::: SUPPLIED ENTRIES :::

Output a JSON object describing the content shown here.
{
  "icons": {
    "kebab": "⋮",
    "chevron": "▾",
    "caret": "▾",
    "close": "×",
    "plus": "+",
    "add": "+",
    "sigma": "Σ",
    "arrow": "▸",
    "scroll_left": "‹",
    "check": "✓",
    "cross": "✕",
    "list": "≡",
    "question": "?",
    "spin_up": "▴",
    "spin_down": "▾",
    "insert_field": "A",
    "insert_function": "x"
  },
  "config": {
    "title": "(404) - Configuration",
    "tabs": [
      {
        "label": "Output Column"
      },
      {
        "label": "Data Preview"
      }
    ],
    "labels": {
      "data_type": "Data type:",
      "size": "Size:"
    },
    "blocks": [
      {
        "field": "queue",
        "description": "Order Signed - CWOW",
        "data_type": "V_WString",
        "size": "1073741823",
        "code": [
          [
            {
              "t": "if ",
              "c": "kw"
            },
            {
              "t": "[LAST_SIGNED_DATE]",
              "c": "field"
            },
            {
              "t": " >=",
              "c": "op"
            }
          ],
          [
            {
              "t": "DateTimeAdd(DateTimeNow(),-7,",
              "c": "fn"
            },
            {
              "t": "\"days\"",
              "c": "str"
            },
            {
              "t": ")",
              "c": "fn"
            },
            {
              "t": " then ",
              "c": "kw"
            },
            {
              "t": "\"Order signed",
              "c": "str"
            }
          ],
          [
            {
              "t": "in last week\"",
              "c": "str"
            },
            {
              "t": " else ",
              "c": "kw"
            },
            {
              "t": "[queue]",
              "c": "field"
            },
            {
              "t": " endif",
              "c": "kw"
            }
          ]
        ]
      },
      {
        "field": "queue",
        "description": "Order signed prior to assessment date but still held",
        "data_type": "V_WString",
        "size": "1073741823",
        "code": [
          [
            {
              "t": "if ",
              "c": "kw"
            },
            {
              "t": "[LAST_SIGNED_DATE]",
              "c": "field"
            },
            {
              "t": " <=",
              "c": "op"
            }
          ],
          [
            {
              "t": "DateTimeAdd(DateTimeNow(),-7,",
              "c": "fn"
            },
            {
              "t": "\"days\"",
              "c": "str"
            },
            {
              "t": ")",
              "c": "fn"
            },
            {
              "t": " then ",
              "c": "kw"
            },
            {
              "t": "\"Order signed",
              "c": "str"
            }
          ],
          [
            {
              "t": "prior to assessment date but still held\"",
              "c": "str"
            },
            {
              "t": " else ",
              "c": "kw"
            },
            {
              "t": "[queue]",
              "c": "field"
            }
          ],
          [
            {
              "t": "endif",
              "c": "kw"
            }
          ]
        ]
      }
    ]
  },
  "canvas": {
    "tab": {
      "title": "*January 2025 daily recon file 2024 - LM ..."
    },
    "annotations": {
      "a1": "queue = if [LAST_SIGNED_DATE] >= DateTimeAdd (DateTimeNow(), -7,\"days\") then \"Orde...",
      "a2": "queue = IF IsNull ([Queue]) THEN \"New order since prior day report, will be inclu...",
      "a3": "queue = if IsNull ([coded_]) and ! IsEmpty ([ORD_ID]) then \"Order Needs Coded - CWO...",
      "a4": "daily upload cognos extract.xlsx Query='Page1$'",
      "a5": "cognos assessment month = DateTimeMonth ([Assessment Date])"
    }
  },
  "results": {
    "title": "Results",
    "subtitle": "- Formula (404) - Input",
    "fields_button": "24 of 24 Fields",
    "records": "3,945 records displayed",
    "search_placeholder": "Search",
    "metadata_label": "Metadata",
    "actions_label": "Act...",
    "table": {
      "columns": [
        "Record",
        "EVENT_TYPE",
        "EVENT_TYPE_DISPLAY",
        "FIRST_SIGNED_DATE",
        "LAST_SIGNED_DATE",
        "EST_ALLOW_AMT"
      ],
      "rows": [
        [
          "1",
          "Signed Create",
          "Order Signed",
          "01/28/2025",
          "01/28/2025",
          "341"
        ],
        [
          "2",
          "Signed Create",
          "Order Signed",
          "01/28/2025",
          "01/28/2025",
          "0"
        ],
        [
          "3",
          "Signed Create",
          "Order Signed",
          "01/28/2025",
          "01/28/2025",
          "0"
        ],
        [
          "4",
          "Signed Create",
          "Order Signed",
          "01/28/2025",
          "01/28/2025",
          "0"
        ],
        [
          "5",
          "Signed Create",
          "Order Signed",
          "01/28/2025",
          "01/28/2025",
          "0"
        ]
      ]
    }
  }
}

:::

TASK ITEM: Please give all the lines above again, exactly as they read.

EXERCISE SOLUTION:
Output a JSON object describing the content shown here.
{
  "icons": {
    "kebab": "⋮",
    "chevron": "▾",
    "caret": "▾",
    "close": "×",
    "plus": "+",
    "add": "+",
    "sigma": "Σ",
    "arrow": "▸",
    "scroll_left": "‹",
    "check": "✓",
    "cross": "✕",
    "list": "≡",
    "question": "?",
    "spin_up": "▴",
    "spin_down": "▾",
    "insert_field": "A",
    "insert_function": "x"
  },
  "config": {
    "title": "(404) - Configuration",
    "tabs": [
      {
        "label": "Output Column"
      },
      {
        "label": "Data Preview"
      }
    ],
    "labels": {
      "data_type": "Data type:",
      "size": "Size:"
    },
    "blocks": [
      {
        "field": "queue",
        "description": "Order Signed - CWOW",
        "data_type": "V_WString",
        "size": "1073741823",
        "code": [
          [
            {
              "t": "if ",
              "c": "kw"
            },
            {
              "t": "[LAST_SIGNED_DATE]",
              "c": "field"
            },
            {
              "t": " >=",
              "c": "op"
            }
          ],
          [
            {
              "t": "DateTimeAdd(DateTimeNow(),-7,",
              "c": "fn"
            },
            {
              "t": "\"days\"",
              "c": "str"
            },
            {
              "t": ")",
              "c": "fn"
            },
            {
              "t": " then ",
              "c": "kw"
            },
            {
              "t": "\"Order signed",
              "c": "str"
            }
          ],
          [
            {
              "t": "in last week\"",
              "c": "str"
            },
            {
              "t": " else ",
              "c": "kw"
            },
            {
              "t": "[queue]",
              "c": "field"
            },
            {
              "t": " endif",
              "c": "kw"
            }
          ]
        ]
      },
      {
        "field": "queue",
        "description": "Order signed prior to assessment date but still held",
        "data_type": "V_WString",
        "size": "1073741823",
        "code": [
          [
            {
              "t": "if ",
              "c": "kw"
            },
            {
              "t": "[LAST_SIGNED_DATE]",
              "c": "field"
            },
            {
              "t": " <=",
              "c": "op"
            }
          ],
          [
            {
              "t": "DateTimeAdd(DateTimeNow(),-7,",
              "c": "fn"
            },
            {
              "t": "\"days\"",
              "c": "str"
            },
            {
              "t": ")",
              "c": "fn"
            },
            {
              "t": " then ",
              "c": "kw"
            },
            {
              "t": "\"Order signed",
              "c": "str"
            }
          ],
          [
            {
              "t": "prior to assessment date but still held\"",
              "c": "str"
            },
            {
              "t": " else ",
              "c": "kw"
            },
            {
              "t": "[queue]",
              "c": "field"
            }
          ],
          [
            {
              "t": "endif",
              "c": "kw"
            }
          ]
        ]
      }
    ]
  },
  "canvas": {
    "tab": {
      "title": "*January 2025 daily recon file 2024 - LM ..."
    },
    "annotations": {
      "a1": "queue = if [LAST_SIGNED_DATE] >= DateTimeAdd (DateTimeNow(), -7,\"days\") then \"Orde...",
      "a2": "queue = IF IsNull ([Queue]) THEN \"New order since prior day report, will be inclu...",
      "a3": "queue = if IsNull ([coded_]) and ! IsEmpty ([ORD_ID]) then \"Order Needs Coded - CWO...",
      "a4": "daily upload cognos extract.xlsx Query='Page1$'",
      "a5": "cognos assessment month = DateTimeMonth ([Assessment Date])"
    }
  },
  "results": {
    "title": "Results",
    "subtitle": "- Formula (404) - Input",
    "fields_button": "24 of 24 Fields",
    "records": "3,945 records displayed",
    "search_placeholder": "Search",
    "metadata_label": "Metadata",
    "actions_label": "Act...",
    "table": {
      "columns": [
        "Record",
        "EVENT_TYPE",
        "EVENT_TYPE_DISPLAY",
        "FIRST_SIGNED_DATE",
        "LAST_SIGNED_DATE",
        "EST_ALLOW_AMT"
      ],
      "rows": [
        [
          "1",
          "Signed Create",
          "Order Signed",
          "01/28/2025",
          "01/28/2025",
          "341"
        ],
        [
          "2",
          "Signed Create",
          "Order Signed",
          "01/28/2025",
          "01/28/2025",
          "0"
        ],
        [
          "3",
          "Signed Create",
          "Order Signed",
          "01/28/2025",
          "01/28/2025",
          "0"
        ],
        [
          "4",
          "Signed Create",
          "Order Signed",
          "01/28/2025",
          "01/28/2025",
          "0"
        ],
        [
          "5",
          "Signed Create",
          "Order Signed",
          "01/28/2025",
          "01/28/2025",
          "0"
        ]
      ]
    }
  }
}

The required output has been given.